The government on Tuesday relocated 1,804 displaced Rohingya people of Myanmar to Bhasan Char island from Chattogram, Bangladesh Navy commodore Abdullah Al Mamun Chowdhury, who is also project director of the Bhasan Char island development project, told New Age.
‘Initially, the government had a plan to relocate about 700 people in the second phase. But due to expression of spontaneous voluntary intent to go to the island, we had to increase the number to take over 1,100 people. Finally we took 1,804 people,’ he said.
They belong to about 427 families and each of the families would get a house in the colonies built at the Bhasan Char island, a government official said.
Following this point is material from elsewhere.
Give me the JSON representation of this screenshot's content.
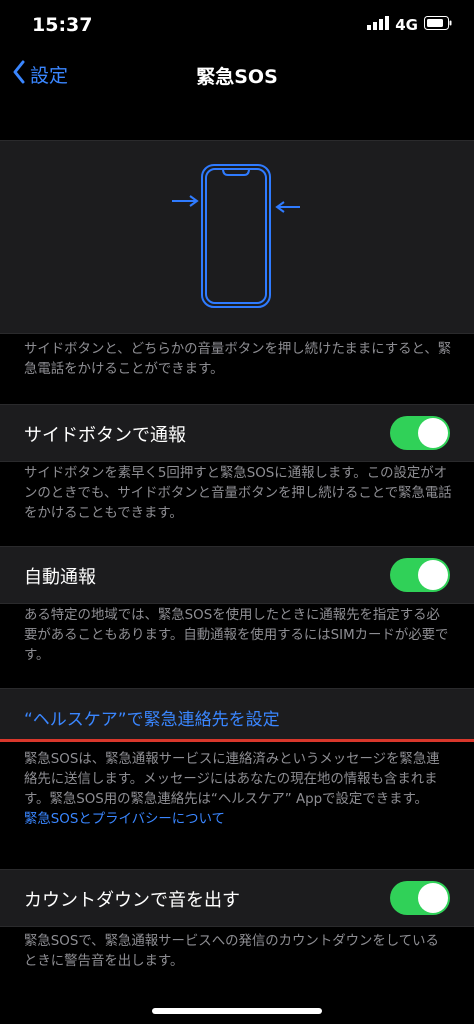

A fleet of Bangladesh Navy ships started from Chattogram Boat Club jetty at about 9:30am and reached the island after a four-hour journey, he said.
It was the second phase of transfer as the government was planning to take about 1,00,000 of at least 11 lakh members of the community to decongest the existing camps situated in areas adjacent to borders with Myanmar.
In the first batch, a total of 1,642 Rohingya people were taken to Bhasan Char on December 3.
According to the release, the Bangladesh government invested more than Tk 3,100 crore to develop the 13,000 acres island in the Bay of Bengal with all amenities, uninterrupted supply of electricity and water, agricultural plots, cyclone shelters, two hospitals, four community clinics, mosques, warehouses, telecommunication services, police station, recreation and learning centres, playgrounds, etc.
The island is connected with the mainland through waterways.
In addition to government agencies, around 22 NGOs are already there to extend all possible support to the relocated Rohingyas, according to the government information.
The relocation is a part of the broader plan of repatriation which is the only priority for the Bangladesh government, the foreign ministry said on December 3.
The skill development and livelihood opportunity that the Rohingyas would be able to avail in Bhashan Char would prepare them for their reintegration in the Myanmar society upon return, it said.
The government earlier rescued over 300 Rohiyangas, who had made an attempt to go to a third country by boat arranged by human traffickers, to Bhasan Char.
A total of 8,60,000 Rohingyas, mostly women, children and aged people, entered Bangladesh fleeing unbridled murder, arson and rape during ‘security operations’ by Myanmar military in Rakhine, what the United Nations denounced as ethnic cleansing and genocide, beginning from August 25, 2017.
The latest Rohingya influx took the number of undocumented Myanmar nationals and registered refugees in Bangladesh to over 1.1 million, according to estimates by UN agencies and Bangladesh foreign ministry.
Not a single Rohingya returned to their home in Rakhine as the Myanmar government has almost stalled the Rohingya repatriation process resorting to various means, including near discontinuation of clearing of names of the refugees eligible to go back to their homeland and an unwillingness to hold meetings of the bilateral joint working group and the tripartite mechanism led by China.